At the level of the European Union, freedom of belief and freedom of expression are given a great deal of attention and respect. Denmark prides itself on being an open society, characterized by a flexible structure, the freedom to believe what one chooses, and the widespread dissemination of information. The Danish Constitution states: "Everyone is entitled to publicly express his/her thoughts, in writing and speech." It is a society which encourages critical debate and respects diverse opinions.
The Danish Institute for Human Rights recently published their 2016-2017 Status Report which deemed Freedom of Expression and Freedom of Religion as two points of concern in Denmark. The complex interaction between these two freedoms is becoming more apparent in our diverse society, where cultural norms are being challenged by increased globalization. Denmark is facing a crossroads in maintaining a peaceful society, which upholds the values upon which the country is built, while also integrating diversity in a congruent way.

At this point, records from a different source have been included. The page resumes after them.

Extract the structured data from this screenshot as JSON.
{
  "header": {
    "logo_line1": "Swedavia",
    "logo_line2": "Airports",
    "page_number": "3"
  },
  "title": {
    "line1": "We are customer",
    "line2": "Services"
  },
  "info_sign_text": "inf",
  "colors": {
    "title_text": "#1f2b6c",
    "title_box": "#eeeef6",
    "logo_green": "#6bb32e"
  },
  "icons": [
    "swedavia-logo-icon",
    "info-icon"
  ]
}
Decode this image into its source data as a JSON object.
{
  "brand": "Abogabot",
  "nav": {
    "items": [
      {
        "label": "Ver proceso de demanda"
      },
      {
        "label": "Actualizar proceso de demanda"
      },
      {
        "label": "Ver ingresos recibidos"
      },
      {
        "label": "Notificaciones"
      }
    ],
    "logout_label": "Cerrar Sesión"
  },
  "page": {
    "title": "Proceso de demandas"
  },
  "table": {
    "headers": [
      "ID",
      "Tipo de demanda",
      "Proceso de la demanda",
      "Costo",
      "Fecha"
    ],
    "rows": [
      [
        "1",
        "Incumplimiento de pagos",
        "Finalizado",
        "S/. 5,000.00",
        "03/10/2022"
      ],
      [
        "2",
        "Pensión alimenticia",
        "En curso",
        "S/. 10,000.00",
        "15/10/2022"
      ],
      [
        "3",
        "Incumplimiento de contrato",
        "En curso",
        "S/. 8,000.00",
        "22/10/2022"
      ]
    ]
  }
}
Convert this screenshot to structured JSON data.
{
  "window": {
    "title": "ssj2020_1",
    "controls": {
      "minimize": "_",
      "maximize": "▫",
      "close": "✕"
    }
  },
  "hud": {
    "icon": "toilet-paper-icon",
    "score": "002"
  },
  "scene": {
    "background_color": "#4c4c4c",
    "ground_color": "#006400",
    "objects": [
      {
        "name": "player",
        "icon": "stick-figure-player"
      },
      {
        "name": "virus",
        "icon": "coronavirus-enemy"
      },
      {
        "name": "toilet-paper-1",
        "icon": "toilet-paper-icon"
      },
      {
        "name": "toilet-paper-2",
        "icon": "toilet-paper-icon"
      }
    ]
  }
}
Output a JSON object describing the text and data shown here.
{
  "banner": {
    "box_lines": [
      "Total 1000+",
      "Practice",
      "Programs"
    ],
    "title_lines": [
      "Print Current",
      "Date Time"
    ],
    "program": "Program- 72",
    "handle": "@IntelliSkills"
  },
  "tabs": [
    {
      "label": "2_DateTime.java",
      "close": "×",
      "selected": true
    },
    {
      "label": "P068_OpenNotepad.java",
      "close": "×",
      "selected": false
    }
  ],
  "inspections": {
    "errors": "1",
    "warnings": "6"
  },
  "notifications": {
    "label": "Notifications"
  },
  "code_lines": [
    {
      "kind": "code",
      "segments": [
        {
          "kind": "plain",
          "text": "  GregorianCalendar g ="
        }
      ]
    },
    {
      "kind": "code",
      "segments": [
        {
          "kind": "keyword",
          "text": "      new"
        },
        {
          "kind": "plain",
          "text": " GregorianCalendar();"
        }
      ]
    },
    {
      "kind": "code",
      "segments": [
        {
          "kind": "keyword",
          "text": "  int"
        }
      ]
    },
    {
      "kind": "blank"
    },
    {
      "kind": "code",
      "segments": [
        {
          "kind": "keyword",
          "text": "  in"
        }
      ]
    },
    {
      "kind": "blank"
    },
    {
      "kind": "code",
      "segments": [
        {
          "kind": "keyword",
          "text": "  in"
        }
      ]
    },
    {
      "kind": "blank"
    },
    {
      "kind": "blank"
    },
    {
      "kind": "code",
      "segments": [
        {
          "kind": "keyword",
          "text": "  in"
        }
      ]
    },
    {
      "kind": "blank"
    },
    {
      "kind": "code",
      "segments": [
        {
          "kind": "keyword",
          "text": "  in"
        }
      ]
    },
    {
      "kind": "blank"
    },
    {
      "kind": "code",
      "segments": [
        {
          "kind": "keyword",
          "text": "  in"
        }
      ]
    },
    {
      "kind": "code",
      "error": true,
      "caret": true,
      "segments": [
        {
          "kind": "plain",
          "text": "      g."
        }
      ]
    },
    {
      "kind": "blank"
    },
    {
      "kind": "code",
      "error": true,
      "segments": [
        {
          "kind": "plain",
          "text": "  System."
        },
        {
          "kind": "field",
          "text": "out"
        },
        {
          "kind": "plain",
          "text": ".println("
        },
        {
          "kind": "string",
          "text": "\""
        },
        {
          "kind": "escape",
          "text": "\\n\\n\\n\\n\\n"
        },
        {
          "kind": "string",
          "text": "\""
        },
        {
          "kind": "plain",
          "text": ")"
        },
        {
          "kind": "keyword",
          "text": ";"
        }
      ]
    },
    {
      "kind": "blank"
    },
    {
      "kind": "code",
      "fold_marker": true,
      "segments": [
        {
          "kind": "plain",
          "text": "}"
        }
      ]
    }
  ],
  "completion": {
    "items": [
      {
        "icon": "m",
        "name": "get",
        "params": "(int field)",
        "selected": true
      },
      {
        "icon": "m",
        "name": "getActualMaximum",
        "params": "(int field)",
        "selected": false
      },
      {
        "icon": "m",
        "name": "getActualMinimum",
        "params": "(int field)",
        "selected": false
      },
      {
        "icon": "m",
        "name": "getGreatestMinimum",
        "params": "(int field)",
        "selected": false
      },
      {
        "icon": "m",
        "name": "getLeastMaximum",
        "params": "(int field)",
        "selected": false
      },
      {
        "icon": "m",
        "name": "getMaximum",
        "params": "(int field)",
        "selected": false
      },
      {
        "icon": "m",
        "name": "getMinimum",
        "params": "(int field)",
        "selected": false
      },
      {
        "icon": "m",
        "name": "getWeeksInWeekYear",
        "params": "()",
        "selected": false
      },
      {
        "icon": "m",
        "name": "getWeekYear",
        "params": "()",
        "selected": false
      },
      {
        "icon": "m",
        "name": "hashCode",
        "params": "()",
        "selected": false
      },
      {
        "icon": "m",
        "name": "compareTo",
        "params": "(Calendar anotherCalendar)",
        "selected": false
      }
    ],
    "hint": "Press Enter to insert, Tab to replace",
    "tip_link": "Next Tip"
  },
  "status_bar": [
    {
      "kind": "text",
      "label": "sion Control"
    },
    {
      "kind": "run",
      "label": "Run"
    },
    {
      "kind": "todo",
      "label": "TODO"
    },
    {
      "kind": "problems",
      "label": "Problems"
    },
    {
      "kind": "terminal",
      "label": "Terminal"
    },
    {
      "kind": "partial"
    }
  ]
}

Most expression is completely harmless and, therefore, protected under the right to freedom of expression without interference by the state. However, in recognition that expression does indeed have the capacity to harm, Freedom of Expression is not an absolute right. One may freely express one’s self, but in doing so, one should not damage the rights or reputation of others, by making false and misleading statements. Unfortunately, this recommendation is largely ignored, and, thus, often not respected across all levels, whether in governmental institutions, the mass media, or on the individual level.
The understanding and application of the Universal Declaration of Human Rights should be based on morality, which includes the criteria of the discernment of right action from wrong, the focus of which is on the individual and his/her set of values, which guide him/herself in his/her life. This then recognizes the rights and responsibilities of the individual to determine their own code of morals. The correct understanding of the Declaration, thus, takes the issue of what is right and wrong to a high level.
Freedom of expression and freedom of conscience, thought, and belief are, therefore, a case of morality and we need to put them together in order to reduce conflicts. For example, islamophobia, racism, and xenophobia are conflicts which arise through the expression of points of view which are not in accordance with respect to the reputation and dignity of others, when an individual speaks without understanding the real situation. However, for those individuals truly adhering to the principles of a spiritual path, the outlined freedoms are implicit because of the degree of morality engrained in faith. This helps them choose the right course of action.
Combining the freedom of conscience thought and belief and the freedom of expression, we see the need for a thorough analysis of the connection, and education in this, thus, preventing conflicts and misunderstandings between different traditions, religions, and activists.